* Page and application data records
====

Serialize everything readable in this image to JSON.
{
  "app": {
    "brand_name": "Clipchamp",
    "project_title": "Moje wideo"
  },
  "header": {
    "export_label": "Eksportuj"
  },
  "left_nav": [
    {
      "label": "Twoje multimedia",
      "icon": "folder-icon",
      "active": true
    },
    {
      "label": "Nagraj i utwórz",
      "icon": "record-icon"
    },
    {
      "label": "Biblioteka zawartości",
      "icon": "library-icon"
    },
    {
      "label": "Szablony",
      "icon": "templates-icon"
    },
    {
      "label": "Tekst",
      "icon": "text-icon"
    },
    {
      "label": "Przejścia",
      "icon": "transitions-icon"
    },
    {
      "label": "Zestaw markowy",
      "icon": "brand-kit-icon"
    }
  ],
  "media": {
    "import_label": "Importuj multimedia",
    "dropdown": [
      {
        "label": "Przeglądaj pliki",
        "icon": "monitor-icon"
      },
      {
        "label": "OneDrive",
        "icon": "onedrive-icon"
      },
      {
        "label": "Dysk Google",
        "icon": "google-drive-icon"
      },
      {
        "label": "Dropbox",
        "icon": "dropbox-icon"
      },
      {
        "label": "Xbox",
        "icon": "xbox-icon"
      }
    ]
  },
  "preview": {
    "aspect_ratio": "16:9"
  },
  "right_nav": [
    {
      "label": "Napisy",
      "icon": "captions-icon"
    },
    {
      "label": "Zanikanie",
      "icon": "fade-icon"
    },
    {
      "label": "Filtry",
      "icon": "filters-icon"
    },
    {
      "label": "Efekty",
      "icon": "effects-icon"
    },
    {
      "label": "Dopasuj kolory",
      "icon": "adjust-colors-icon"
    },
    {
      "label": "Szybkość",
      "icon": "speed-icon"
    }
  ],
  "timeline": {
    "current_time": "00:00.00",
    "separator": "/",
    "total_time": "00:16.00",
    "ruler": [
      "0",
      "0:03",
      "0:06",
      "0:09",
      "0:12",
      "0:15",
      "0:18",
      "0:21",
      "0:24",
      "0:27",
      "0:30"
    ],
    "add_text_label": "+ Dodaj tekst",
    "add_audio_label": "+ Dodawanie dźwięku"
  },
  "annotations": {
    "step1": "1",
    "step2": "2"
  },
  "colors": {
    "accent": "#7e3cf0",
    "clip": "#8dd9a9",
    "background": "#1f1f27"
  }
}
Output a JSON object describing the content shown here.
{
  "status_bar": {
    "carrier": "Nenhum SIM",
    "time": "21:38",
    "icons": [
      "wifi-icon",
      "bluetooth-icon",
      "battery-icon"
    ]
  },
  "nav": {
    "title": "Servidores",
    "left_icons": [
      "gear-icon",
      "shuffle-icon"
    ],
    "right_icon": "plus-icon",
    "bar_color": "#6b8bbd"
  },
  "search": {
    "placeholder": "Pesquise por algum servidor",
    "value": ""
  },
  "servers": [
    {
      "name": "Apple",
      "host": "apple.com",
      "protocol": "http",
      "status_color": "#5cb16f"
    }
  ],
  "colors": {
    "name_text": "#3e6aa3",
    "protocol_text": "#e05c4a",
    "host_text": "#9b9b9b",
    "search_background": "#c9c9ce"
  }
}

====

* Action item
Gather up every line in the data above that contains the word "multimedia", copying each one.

* Response area
      "label": "Twoje multimedia",
    "import_label": "Importuj multimedia",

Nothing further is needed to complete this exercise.